It’s been a tough few weeks for the governor’s dad, Bernard Spitzer. A month ago, the octogenarian real estate mogul received a nefarious phone call, allegedly from G.O.P. veteran Roger J. Stone Jr., threatening arrest and assailing his son.
But here’s cause for the patriarch to celebrate: City records show that out of 11 apartments he charitably sold for zero dollars to the American Museum of Natural History in 2004 and 2005, the museum has now flipped more than half for a tidy profit.
At the Spitzer-developed 200 Central Park South, a curvy co-op, the museum just sold a 21st-floor place for $1.67 million, plus an 11th-floor co-op for $959,000. All told, apartments donated by Mr. Spitzer have yielded $6,255,000 for the natural historians.
“Bernie is a very philanthropic guy,” said his lawyer Jeffrey A. Moerdler, who returned a press inquiry. “He’s supported quite a few charities over the last few years, and this has been a method he’s used with a number.”
There was some familial charity in the building, too, though it’s been more scandalous. When 200 Central Park South went co-op in 1984, young Eliot’s share in the building became eight apartments.
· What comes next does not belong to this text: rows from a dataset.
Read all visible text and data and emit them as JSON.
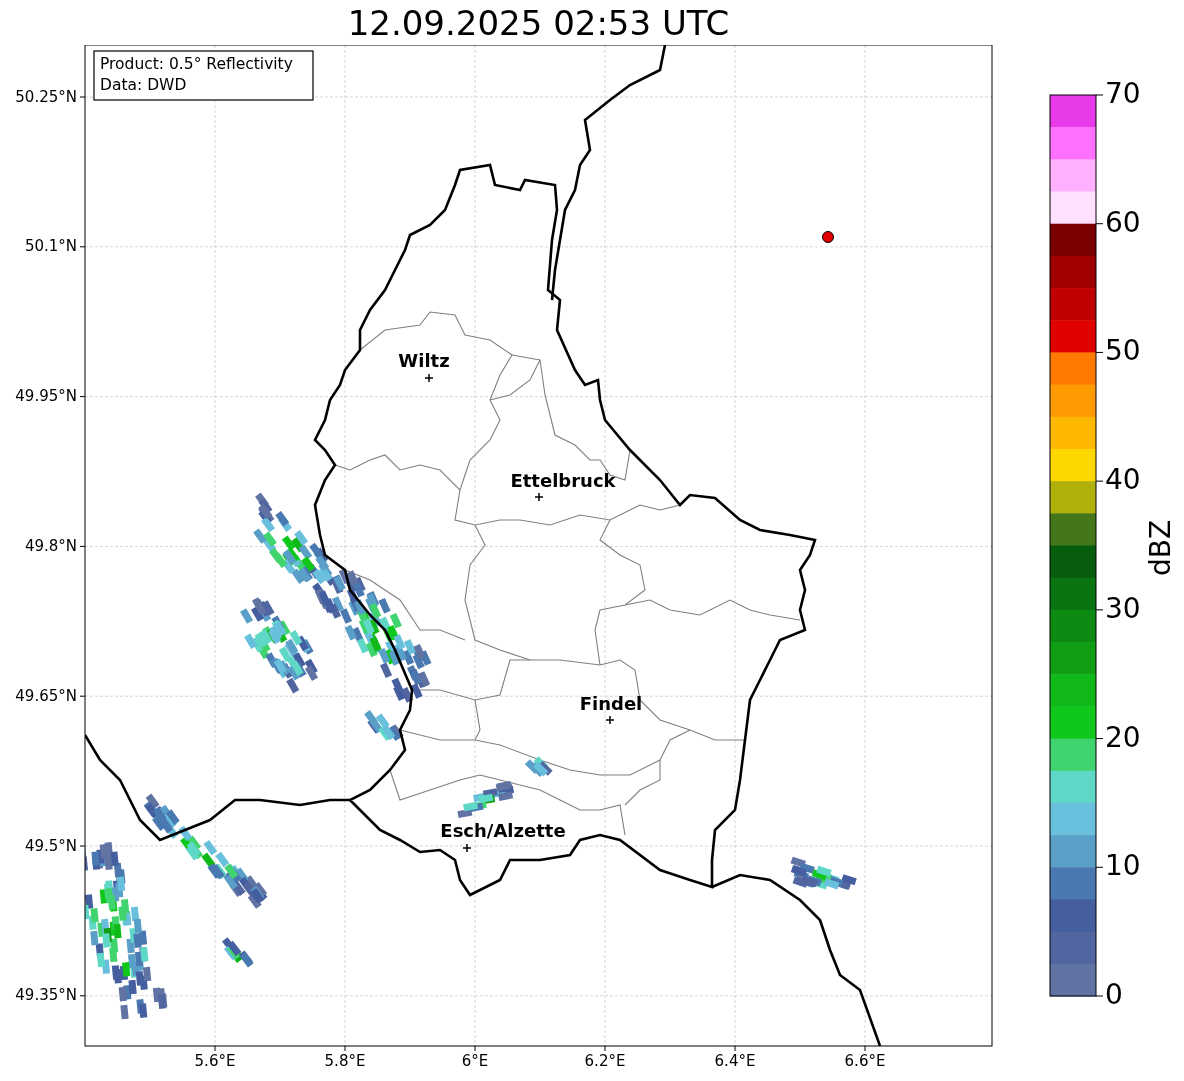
{
  "title": "12.09.2025 02:53 UTC",
  "legend": [
    "Product: 0.5° Reflectivity",
    "Data: DWD"
  ],
  "x_ticks": [
    "5.6°E",
    "5.8°E",
    "6°E",
    "6.2°E",
    "6.4°E",
    "6.6°E"
  ],
  "y_ticks": [
    "50.25°N",
    "50.1°N",
    "49.95°N",
    "49.8°N",
    "49.65°N",
    "49.5°N",
    "49.35°N"
  ],
  "cities": [
    {
      "name": "Wiltz"
    },
    {
      "name": "Ettelbruck"
    },
    {
      "name": "Findel"
    },
    {
      "name": "Esch/Alzette"
    }
  ],
  "colorbar": {
    "label": "dBZ",
    "ticks": [
      "70",
      "60",
      "50",
      "40",
      "30",
      "20",
      "10",
      "0"
    ],
    "segments": [
      {
        "color": "#e83ae8"
      },
      {
        "color": "#ff70ff"
      },
      {
        "color": "#ffb0ff"
      },
      {
        "color": "#ffe0ff"
      },
      {
        "color": "#7a0000"
      },
      {
        "color": "#a00000"
      },
      {
        "color": "#c00000"
      },
      {
        "color": "#e00000"
      },
      {
        "color": "#ff7a00"
      },
      {
        "color": "#ff9a00"
      },
      {
        "color": "#ffb800"
      },
      {
        "color": "#ffd700"
      },
      {
        "color": "#b0b00a"
      },
      {
        "color": "#45761a"
      },
      {
        "color": "#065e0c"
      },
      {
        "color": "#0a7410"
      },
      {
        "color": "#0d8a12"
      },
      {
        "color": "#109f14"
      },
      {
        "color": "#10b818"
      },
      {
        "color": "#10c81c"
      },
      {
        "color": "#3fd46e"
      },
      {
        "color": "#5fd8c8"
      },
      {
        "color": "#68c0dc"
      },
      {
        "color": "#5a9fc8"
      },
      {
        "color": "#4a78b0"
      },
      {
        "color": "#445ea0"
      },
      {
        "color": "#5166a0"
      },
      {
        "color": "#6173a3"
      }
    ]
  }
}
Those properties were at the center of a modest controversy over father-son loans surrounding the attorney general races in 1994 and 1998.
(That phone message to elder Spitzer last month said, in part, “Bernie, your phony loans are about to catch up with you.”)
Meanwhile, the Museum of Natural History first flipped a Spitzer-donated apartment in April 2005. Back then, a low-floor apartment went to buyer Barbara Marino for $1.2 million. Ms. Marino upgraded to a higher $2.695 million apartment this June, buying from ex–New York Post executive editor Colin Myler.